**EXERCISE DESCRIPTION:** Pull every line holding the word "StudentExamUpDowmInfoSHow" out of the data and copy it.

Data about app and page elements:

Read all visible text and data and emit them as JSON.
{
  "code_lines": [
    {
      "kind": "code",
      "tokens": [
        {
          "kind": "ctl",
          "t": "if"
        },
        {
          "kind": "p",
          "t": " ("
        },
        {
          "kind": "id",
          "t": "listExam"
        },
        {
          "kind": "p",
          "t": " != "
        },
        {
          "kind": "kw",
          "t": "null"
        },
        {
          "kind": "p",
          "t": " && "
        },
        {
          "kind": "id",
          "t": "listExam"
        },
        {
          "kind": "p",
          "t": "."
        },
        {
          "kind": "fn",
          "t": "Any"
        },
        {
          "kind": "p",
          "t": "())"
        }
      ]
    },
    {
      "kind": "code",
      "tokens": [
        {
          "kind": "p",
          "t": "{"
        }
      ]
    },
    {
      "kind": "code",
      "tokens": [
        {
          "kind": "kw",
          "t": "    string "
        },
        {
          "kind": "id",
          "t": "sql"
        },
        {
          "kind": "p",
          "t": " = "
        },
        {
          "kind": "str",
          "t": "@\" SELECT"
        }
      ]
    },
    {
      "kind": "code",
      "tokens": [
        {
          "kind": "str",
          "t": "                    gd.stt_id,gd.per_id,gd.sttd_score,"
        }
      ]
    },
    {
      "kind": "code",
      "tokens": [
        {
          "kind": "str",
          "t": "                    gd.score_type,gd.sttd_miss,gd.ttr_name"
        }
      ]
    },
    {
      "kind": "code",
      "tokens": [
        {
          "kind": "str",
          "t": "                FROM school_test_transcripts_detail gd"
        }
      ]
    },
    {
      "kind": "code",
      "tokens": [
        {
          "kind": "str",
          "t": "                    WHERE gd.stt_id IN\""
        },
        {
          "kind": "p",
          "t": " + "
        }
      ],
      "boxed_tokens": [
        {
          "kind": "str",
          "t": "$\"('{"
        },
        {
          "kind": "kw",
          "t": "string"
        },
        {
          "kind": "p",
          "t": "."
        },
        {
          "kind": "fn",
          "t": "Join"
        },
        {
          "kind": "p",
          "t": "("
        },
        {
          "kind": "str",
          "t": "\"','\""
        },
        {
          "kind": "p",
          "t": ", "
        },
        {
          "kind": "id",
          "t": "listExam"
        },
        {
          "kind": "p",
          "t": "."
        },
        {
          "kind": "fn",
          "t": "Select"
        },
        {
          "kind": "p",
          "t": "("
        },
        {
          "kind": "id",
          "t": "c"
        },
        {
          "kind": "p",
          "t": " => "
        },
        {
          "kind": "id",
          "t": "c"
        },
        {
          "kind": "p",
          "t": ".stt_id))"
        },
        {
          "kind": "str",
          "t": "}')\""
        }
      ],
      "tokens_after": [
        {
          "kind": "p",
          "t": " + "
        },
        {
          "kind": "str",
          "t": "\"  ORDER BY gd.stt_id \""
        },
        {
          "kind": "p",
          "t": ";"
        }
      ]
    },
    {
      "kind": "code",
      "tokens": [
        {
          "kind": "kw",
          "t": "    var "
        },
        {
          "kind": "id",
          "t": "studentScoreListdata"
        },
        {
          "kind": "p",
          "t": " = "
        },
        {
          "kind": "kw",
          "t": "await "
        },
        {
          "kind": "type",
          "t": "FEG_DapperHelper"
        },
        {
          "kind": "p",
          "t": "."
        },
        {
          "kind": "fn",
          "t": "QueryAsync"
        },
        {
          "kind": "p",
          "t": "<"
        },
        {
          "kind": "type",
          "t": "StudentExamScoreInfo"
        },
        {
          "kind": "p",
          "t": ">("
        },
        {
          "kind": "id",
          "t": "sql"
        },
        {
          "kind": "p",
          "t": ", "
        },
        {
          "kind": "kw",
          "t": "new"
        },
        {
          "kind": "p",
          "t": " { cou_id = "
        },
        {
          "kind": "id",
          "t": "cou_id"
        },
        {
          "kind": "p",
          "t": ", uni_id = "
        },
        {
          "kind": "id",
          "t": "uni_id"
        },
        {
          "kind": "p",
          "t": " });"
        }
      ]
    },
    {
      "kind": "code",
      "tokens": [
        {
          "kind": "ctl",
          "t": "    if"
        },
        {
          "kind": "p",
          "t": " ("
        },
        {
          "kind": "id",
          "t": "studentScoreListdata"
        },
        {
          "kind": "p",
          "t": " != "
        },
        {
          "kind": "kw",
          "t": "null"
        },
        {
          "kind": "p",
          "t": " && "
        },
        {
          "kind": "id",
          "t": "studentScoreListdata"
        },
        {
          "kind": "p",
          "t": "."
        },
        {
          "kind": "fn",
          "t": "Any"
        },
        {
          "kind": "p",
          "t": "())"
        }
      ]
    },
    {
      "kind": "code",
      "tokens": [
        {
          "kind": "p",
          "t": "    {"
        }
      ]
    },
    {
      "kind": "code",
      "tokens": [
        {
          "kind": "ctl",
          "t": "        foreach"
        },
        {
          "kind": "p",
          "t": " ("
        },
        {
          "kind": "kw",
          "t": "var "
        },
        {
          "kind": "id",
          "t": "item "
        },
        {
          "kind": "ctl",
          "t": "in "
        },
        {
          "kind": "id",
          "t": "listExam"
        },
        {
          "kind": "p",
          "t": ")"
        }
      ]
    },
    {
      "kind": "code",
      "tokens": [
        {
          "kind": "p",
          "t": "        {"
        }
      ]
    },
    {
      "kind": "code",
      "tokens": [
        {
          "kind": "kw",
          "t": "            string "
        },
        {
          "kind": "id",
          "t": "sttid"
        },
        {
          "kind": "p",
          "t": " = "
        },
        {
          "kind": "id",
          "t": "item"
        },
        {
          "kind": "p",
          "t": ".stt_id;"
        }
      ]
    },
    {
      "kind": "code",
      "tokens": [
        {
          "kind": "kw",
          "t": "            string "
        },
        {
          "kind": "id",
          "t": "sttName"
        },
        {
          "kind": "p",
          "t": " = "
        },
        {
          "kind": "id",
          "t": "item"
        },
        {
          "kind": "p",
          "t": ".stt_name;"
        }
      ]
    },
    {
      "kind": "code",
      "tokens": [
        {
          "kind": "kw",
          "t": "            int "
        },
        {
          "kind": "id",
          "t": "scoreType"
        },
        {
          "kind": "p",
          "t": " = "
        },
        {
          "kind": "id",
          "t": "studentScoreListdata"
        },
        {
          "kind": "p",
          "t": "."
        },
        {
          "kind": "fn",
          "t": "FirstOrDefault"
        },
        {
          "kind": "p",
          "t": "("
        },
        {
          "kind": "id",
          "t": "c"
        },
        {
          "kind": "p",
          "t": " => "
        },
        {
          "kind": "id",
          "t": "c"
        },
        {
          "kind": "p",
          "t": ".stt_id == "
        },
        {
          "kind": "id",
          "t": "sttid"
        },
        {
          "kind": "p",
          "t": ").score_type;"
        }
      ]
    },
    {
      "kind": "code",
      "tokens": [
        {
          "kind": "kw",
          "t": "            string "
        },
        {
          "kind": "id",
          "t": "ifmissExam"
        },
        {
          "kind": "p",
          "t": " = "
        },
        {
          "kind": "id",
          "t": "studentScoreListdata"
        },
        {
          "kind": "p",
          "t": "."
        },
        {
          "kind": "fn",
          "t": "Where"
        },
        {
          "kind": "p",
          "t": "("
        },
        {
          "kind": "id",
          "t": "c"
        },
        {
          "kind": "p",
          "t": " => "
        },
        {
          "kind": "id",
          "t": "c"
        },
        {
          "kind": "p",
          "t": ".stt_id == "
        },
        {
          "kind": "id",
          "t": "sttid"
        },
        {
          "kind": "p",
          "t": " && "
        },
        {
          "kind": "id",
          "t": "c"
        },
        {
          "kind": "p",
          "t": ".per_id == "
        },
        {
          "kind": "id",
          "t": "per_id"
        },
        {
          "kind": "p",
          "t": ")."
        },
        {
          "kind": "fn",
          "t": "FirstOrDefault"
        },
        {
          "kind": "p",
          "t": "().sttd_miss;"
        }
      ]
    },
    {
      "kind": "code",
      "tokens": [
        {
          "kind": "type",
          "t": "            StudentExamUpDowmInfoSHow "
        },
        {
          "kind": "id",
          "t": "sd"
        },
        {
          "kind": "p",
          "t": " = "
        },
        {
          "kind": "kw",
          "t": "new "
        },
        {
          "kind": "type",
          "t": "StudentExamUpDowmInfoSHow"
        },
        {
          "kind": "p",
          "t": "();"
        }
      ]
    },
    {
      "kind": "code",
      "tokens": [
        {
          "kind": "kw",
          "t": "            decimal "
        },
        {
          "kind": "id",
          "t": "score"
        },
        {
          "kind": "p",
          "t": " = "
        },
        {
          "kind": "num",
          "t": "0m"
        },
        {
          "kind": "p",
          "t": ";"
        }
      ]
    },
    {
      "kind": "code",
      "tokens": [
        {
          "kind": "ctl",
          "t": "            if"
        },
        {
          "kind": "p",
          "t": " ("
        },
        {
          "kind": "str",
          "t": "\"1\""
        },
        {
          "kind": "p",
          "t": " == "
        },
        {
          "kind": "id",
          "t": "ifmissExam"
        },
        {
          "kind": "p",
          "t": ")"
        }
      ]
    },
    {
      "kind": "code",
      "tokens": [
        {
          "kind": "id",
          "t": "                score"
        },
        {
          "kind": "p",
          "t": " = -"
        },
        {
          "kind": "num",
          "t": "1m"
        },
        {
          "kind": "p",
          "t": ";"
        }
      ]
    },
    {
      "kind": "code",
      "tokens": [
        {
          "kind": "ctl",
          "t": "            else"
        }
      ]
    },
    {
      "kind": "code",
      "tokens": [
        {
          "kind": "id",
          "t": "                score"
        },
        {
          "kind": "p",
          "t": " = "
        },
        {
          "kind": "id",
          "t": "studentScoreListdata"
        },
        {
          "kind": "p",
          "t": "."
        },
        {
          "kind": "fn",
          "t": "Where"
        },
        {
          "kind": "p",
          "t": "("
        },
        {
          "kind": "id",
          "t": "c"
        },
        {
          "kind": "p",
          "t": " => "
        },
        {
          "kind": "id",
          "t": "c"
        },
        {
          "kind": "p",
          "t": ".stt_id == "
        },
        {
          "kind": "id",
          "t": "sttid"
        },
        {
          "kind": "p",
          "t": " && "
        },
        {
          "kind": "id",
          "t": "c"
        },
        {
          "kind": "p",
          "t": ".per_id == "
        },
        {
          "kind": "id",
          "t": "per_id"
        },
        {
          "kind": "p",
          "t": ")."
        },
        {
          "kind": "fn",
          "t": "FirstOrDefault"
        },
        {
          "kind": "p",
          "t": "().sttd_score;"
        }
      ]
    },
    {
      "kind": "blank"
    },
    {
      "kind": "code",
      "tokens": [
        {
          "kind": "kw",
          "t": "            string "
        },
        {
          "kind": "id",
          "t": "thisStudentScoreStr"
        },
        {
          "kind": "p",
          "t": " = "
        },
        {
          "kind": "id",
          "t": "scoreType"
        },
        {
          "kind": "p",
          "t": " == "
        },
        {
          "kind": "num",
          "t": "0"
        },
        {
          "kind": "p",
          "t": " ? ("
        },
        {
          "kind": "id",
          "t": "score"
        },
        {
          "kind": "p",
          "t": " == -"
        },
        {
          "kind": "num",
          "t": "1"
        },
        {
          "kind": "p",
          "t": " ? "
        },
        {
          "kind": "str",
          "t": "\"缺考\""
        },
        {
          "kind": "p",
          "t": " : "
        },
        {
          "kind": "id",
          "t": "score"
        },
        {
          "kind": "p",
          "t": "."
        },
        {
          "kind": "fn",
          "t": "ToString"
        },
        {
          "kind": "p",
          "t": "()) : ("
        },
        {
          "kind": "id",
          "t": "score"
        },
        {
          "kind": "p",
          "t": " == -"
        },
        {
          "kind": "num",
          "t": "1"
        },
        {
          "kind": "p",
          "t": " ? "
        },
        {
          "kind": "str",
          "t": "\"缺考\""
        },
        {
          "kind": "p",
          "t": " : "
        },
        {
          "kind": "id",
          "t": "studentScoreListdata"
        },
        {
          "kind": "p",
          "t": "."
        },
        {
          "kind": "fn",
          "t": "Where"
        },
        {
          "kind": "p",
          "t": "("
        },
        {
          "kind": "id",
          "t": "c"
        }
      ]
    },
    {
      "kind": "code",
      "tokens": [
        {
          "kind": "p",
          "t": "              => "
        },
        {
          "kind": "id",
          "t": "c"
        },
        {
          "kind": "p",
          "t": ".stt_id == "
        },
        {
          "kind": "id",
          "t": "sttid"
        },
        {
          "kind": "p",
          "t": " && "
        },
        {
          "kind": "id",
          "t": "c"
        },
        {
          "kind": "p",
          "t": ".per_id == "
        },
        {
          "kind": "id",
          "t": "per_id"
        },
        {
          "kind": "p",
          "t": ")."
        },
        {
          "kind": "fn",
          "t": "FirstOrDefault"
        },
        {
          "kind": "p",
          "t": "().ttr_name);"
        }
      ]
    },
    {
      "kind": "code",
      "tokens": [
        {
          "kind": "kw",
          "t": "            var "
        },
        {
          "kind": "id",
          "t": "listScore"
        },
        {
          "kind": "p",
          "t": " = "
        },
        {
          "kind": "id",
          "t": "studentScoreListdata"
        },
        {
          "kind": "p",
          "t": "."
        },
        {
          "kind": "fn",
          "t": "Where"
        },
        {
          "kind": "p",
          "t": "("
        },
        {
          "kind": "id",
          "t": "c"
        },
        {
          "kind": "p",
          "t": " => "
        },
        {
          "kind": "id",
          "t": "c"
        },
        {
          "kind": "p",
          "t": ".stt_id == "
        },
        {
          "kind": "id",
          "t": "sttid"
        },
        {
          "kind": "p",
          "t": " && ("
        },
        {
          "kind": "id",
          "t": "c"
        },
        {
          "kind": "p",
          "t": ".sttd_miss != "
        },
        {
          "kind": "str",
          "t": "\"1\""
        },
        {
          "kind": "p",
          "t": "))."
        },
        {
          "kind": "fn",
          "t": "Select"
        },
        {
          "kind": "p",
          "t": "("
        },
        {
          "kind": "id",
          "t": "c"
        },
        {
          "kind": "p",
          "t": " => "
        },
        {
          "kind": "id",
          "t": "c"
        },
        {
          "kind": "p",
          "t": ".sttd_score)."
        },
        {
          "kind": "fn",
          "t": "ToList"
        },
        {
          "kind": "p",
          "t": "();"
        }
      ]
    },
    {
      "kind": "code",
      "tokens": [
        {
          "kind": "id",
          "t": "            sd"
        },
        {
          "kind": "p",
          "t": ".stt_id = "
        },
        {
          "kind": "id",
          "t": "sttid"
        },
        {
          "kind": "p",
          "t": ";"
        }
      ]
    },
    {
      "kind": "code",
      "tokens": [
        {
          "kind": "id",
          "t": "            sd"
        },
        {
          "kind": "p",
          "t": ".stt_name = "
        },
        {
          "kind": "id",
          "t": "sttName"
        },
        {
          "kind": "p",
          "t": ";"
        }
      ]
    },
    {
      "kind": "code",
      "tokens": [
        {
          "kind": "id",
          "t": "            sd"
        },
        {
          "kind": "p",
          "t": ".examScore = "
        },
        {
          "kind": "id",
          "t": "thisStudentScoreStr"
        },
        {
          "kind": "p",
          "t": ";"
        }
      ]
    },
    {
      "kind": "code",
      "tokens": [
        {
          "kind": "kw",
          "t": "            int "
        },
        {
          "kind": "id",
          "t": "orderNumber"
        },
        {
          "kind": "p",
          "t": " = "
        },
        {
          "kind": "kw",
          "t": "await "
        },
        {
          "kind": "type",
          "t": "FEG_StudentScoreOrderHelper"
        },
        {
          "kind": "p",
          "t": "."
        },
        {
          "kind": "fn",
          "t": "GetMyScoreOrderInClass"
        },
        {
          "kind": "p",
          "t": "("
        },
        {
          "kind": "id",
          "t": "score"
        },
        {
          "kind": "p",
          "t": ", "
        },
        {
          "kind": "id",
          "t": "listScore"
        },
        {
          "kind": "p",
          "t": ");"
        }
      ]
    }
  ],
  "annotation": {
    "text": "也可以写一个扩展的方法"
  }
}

**EXERCISE ANSWER:**
          "t": "            StudentExamUpDowmInfoSHow "
          "t": "StudentExamUpDowmInfoSHow"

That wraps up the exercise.